1 Unless otherwise noted, data represents the Fidelity Investments Total Well-Being Research online survey of 5,062 active Fidelity 401(k) and 403(b) women participants from across the United States. The survey was conducted by Greenwald and Associates, an independent third-party research firm, on behalf of Fidelity in September 2017. Certain demographic and behavioral data such as income, savings rates, and guidance interactions are from Fidelity Investments’ recordkeeping system as of December 31, 2018.
5Engine Group Caravan Survey of 1004 women, 1004 men, 18 years and older, June 6-8, 2019; included data represents women working full or part time.
7 Fidelity Investments Total Well-Being Research, December 2018
8 Glanz K & Bishop D. The role of behavioral science theory in development and implementation of public health interventions. Annual Review of Public Health.
9 Hypothetical amounts are based on past performance. Past performance does not predict future results. The timing of deposits and when you are looking to use the money can impact potential returns as well as which savings or investment options may be right for you. Hypothetical models include the following assumptions:

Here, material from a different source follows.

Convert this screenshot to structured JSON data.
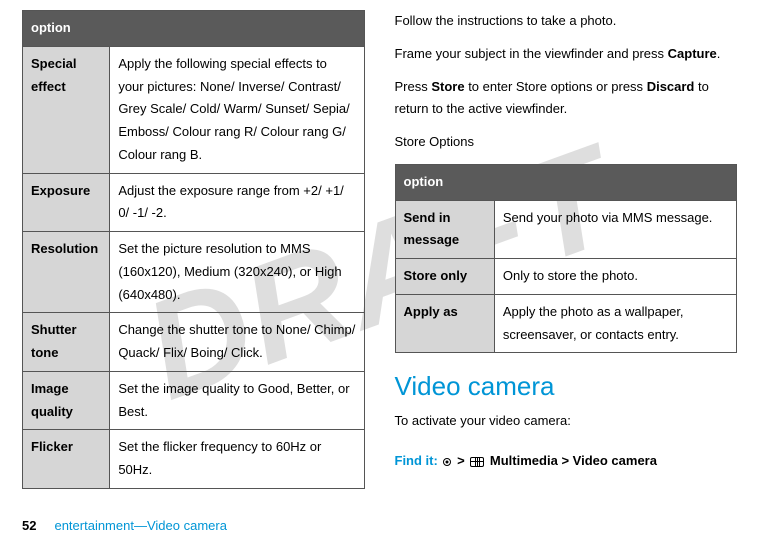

- The average market return corresponds to the 50th percentile of the returns. The conservative investment mix is based on 20% stocks, 50% bonds, 30% short-term investments. Estimated/average return rates were based on the goal of five years.
- No withdrawals occurred during the five-year time period.
- No fees or taxes were applied.
- The starting amount and systematic contributions were invested in the model allocation in the stated time period.
- Investments in a traditional savings account assumes only FDIC-insured accounts are used.
Visual not shown to scale.
For investing returns, calculations were made by computing the 1, 2, 3, 4, 5, 6, 7, 8, 9, and 10-year average annual returns based on monthly historical performance of stocks, bonds and short-term instruments from 1926-2017, obtained from Ibbotson Associates. Past performance is no guarantee of future results. Returns include the reinvestment of dividends and other earnings. The assets are rebalanced monthly to the stated asset mix. Any chart is for illustrative purposes only and does not represent actual or implied performance of any investment option. Stocks are represented by the Dow Jones Total Market Index from March 1987 to latest calendar year. From 1926 to February 1987, stocks are represented by the Standard & Poor’s 500® Index (S&P 500® Index). The S&P 500® Index is a market capitalization-weighted index of 500 common stocks chosen for market size, liquidity, and industry group representation to represent U.S. equity performance. Bonds are represented by the Barclays U.S. Aggregate Bond Index from January 1976 to the latest calendar year. The Barclays U.S. Aggregate Bond Index is a market value-weighted index of investment-grade fixed-rate debt issues, including government, corporate, asset-backed, and mortgage-backed securities, with maturities of one year or more. From 1926 to December 1975, bonds are represented by the U.S. Intermediate Government Bond Index, which is an unmanaged index that includes the reinvestment of interest income. Short-term instruments are represented by U.S. Treasury bills, which are backed by the full faith and credit of the U.S. government. The average market return corresponds to the 50th percentile of the returns, the below average market return corresponds to the 25th percentile of the returns, and the significantly below average market return corresponds to the 10th percentile of the returns. Savings returns are calculated using a national average savings account rate from FDIC. Locked rate savings returns are calculated using national average CD rates for 1-, 2- and 5-year CDs from BankRate. CDs are assumed to be purchased once and are not being rolled over upon maturity. When purchasing CDs from within a savings account, all additional monthly contributions into the savings account, as well as continuing savings with the proceeds of a CD after it matures, are assumed to be earning a national average saving account rate from FDIC.